(Dataset rows for apps and sites)
════════

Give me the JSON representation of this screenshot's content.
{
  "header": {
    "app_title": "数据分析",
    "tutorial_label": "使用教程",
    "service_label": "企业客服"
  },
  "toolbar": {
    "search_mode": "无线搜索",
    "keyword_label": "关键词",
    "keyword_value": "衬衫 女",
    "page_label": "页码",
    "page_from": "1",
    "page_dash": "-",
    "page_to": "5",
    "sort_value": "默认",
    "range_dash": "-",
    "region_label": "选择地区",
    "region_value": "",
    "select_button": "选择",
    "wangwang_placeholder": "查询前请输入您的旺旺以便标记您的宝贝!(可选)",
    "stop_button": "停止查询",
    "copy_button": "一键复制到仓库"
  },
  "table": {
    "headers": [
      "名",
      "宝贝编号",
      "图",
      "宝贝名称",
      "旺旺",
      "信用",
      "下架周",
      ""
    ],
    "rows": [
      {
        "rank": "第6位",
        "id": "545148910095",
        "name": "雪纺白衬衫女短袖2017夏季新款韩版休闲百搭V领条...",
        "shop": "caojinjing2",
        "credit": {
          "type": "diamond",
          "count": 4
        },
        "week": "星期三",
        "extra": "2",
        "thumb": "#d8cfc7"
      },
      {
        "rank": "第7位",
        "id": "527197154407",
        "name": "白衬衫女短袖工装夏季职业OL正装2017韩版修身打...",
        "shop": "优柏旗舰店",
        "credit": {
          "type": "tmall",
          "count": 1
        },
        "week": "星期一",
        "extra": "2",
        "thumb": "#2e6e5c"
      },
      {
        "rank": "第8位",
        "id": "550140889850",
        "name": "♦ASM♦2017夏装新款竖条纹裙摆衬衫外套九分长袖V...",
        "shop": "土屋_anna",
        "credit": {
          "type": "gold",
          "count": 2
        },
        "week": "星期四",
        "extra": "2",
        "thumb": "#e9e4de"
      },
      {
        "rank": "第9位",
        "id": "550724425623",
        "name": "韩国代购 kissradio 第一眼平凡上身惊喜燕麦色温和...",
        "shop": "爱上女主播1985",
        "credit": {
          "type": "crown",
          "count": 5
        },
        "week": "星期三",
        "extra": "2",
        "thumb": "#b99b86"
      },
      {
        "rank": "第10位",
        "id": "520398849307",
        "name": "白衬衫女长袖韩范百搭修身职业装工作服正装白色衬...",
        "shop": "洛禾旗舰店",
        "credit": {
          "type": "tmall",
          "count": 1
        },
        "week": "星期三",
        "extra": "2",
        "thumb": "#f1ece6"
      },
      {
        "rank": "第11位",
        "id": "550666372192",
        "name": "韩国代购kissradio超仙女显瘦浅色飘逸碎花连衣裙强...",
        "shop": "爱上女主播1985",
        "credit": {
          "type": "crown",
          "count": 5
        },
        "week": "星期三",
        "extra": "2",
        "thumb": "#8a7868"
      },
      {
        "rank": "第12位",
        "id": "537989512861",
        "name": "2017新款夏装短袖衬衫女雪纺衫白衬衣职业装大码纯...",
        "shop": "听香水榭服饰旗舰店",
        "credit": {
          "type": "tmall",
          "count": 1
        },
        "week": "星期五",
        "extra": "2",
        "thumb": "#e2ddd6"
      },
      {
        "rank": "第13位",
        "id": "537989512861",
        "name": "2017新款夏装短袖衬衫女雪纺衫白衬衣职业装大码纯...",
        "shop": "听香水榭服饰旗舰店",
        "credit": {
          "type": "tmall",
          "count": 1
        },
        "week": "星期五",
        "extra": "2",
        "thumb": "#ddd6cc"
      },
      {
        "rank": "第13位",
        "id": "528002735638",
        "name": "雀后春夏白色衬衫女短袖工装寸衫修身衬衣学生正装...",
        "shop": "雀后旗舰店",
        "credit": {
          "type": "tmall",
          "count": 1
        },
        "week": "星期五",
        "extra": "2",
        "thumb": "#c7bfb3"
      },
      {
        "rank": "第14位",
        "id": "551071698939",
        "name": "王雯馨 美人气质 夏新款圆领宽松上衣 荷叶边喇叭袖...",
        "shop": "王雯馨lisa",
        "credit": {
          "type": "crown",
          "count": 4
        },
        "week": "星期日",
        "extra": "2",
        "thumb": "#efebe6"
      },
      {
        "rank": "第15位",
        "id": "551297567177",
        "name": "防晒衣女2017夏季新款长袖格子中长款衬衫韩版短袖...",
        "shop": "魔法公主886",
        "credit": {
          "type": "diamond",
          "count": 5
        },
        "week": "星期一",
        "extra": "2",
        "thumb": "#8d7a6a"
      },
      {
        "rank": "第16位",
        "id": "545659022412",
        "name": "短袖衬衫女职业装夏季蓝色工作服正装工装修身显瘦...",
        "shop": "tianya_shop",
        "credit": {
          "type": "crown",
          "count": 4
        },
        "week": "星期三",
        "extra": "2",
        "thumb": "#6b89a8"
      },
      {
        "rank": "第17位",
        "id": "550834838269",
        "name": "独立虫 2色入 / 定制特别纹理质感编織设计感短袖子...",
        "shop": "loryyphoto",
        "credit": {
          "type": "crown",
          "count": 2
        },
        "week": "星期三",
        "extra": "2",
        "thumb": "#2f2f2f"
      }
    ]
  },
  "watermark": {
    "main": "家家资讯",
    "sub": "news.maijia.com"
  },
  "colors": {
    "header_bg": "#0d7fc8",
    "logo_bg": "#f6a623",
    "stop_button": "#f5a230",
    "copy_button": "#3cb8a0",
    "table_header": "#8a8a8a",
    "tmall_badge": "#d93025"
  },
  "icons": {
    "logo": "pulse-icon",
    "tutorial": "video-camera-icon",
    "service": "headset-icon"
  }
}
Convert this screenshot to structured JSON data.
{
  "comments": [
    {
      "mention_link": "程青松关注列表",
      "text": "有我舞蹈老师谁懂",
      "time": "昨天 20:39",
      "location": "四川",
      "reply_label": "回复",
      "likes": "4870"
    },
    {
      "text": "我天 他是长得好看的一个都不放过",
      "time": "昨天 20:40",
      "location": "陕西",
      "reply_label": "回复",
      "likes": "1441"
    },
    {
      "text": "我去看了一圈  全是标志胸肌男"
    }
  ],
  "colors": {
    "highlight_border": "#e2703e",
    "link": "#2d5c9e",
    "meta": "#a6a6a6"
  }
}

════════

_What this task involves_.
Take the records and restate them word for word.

_Exercise answer_.
Give me the JSON representation of this screenshot's content.
{
  "header": {
    "app_title": "数据分析",
    "tutorial_label": "使用教程",
    "service_label": "企业客服"
  },
  "toolbar": {
    "search_mode": "无线搜索",
    "keyword_label": "关键词",
    "keyword_value": "衬衫 女",
    "page_label": "页码",
    "page_from": "1",
    "page_dash": "-",
    "page_to": "5",
    "sort_value": "默认",
    "range_dash": "-",
    "region_label": "选择地区",
    "region_value": "",
    "select_button": "选择",
    "wangwang_placeholder": "查询前请输入您的旺旺以便标记您的宝贝!(可选)",
    "stop_button": "停止查询",
    "copy_button": "一键复制到仓库"
  },
  "table": {
    "headers": [
      "名",
      "宝贝编号",
      "图",
      "宝贝名称",
      "旺旺",
      "信用",
      "下架周",
      ""
    ],
    "rows": [
      {
        "rank": "第6位",
        "id": "545148910095",
        "name": "雪纺白衬衫女短袖2017夏季新款韩版休闲百搭V领条...",
        "shop": "caojinjing2",
        "credit": {
          "type": "diamond",
          "count": 4
        },
        "week": "星期三",
        "extra": "2",
        "thumb": "#d8cfc7"
      },
      {
        "rank": "第7位",
        "id": "527197154407",
        "name": "白衬衫女短袖工装夏季职业OL正装2017韩版修身打...",
        "shop": "优柏旗舰店",
        "credit": {
          "type": "tmall",
          "count": 1
        },
        "week": "星期一",
        "extra": "2",
        "thumb": "#2e6e5c"
      },
      {
        "rank": "第8位",
        "id": "550140889850",
        "name": "♦ASM♦2017夏装新款竖条纹裙摆衬衫外套九分长袖V...",
        "shop": "土屋_anna",
        "credit": {
          "type": "gold",
          "count": 2
        },
        "week": "星期四",
        "extra": "2",
        "thumb": "#e9e4de"
      },
      {
        "rank": "第9位",
        "id": "550724425623",
        "name": "韩国代购 kissradio 第一眼平凡上身惊喜燕麦色温和...",
        "shop": "爱上女主播1985",
        "credit": {
          "type": "crown",
          "count": 5
        },
        "week": "星期三",
        "extra": "2",
        "thumb": "#b99b86"
      },
      {
        "rank": "第10位",
        "id": "520398849307",
        "name": "白衬衫女长袖韩范百搭修身职业装工作服正装白色衬...",
        "shop": "洛禾旗舰店",
        "credit": {
          "type": "tmall",
          "count": 1
        },
        "week": "星期三",
        "extra": "2",
        "thumb": "#f1ece6"
      },
      {
        "rank": "第11位",
        "id": "550666372192",
        "name": "韩国代购kissradio超仙女显瘦浅色飘逸碎花连衣裙强...",
        "shop": "爱上女主播1985",
        "credit": {
          "type": "crown",
          "count": 5
        },
        "week": "星期三",
        "extra": "2",
        "thumb": "#8a7868"
      },
      {
        "rank": "第12位",
        "id": "537989512861",
        "name": "2017新款夏装短袖衬衫女雪纺衫白衬衣职业装大码纯...",
        "shop": "听香水榭服饰旗舰店",
        "credit": {
          "type": "tmall",
          "count": 1
        },
        "week": "星期五",
        "extra": "2",
        "thumb": "#e2ddd6"
      },
      {
        "rank": "第13位",
        "id": "537989512861",
        "name": "2017新款夏装短袖衬衫女雪纺衫白衬衣职业装大码纯...",
        "shop": "听香水榭服饰旗舰店",
        "credit": {
          "type": "tmall",
          "count": 1
        },
        "week": "星期五",
        "extra": "2",
        "thumb": "#ddd6cc"
      },
      {
        "rank": "第13位",
        "id": "528002735638",
        "name": "雀后春夏白色衬衫女短袖工装寸衫修身衬衣学生正装...",
        "shop": "雀后旗舰店",
        "credit": {
          "type": "tmall",
          "count": 1
        },
        "week": "星期五",
        "extra": "2",
        "thumb": "#c7bfb3"
      },
      {
        "rank": "第14位",
        "id": "551071698939",
        "name": "王雯馨 美人气质 夏新款圆领宽松上衣 荷叶边喇叭袖...",
        "shop": "王雯馨lisa",
        "credit": {
          "type": "crown",
          "count": 4
        },
        "week": "星期日",
        "extra": "2",
        "thumb": "#efebe6"
      },
      {
        "rank": "第15位",
        "id": "551297567177",
        "name": "防晒衣女2017夏季新款长袖格子中长款衬衫韩版短袖...",
        "shop": "魔法公主886",
        "credit": {
          "type": "diamond",
          "count": 5
        },
        "week": "星期一",
        "extra": "2",
        "thumb": "#8d7a6a"
      },
      {
        "rank": "第16位",
        "id": "545659022412",
        "name": "短袖衬衫女职业装夏季蓝色工作服正装工装修身显瘦...",
        "shop": "tianya_shop",
        "credit": {
          "type": "crown",
          "count": 4
        },
        "week": "星期三",
        "extra": "2",
        "thumb": "#6b89a8"
      },
      {
        "rank": "第17位",
        "id": "550834838269",
        "name": "独立虫 2色入 / 定制特别纹理质感编織设计感短袖子...",
        "shop": "loryyphoto",
        "credit": {
          "type": "crown",
          "count": 2
        },
        "week": "星期三",
        "extra": "2",
        "thumb": "#2f2f2f"
      }
    ]
  },
  "watermark": {
    "main": "家家资讯",
    "sub": "news.maijia.com"
  },
  "colors": {
    "header_bg": "#0d7fc8",
    "logo_bg": "#f6a623",
    "stop_button": "#f5a230",
    "copy_button": "#3cb8a0",
    "table_header": "#8a8a8a",
    "tmall_badge": "#d93025"
  },
  "icons": {
    "logo": "pulse-icon",
    "tutorial": "video-camera-icon",
    "service": "headset-icon"
  }
}
Convert this screenshot to structured JSON data.
{
  "comments": [
    {
      "mention_link": "程青松关注列表",
      "text": "有我舞蹈老师谁懂",
      "time": "昨天 20:39",
      "location": "四川",
      "reply_label": "回复",
      "likes": "4870"
    },
    {
      "text": "我天 他是长得好看的一个都不放过",
      "time": "昨天 20:40",
      "location": "陕西",
      "reply_label": "回复",
      "likes": "1441"
    },
    {
      "text": "我去看了一圈  全是标志胸肌男"
    }
  ],
  "colors": {
    "highlight_border": "#e2703e",
    "link": "#2d5c9e",
    "meta": "#a6a6a6"
  }
}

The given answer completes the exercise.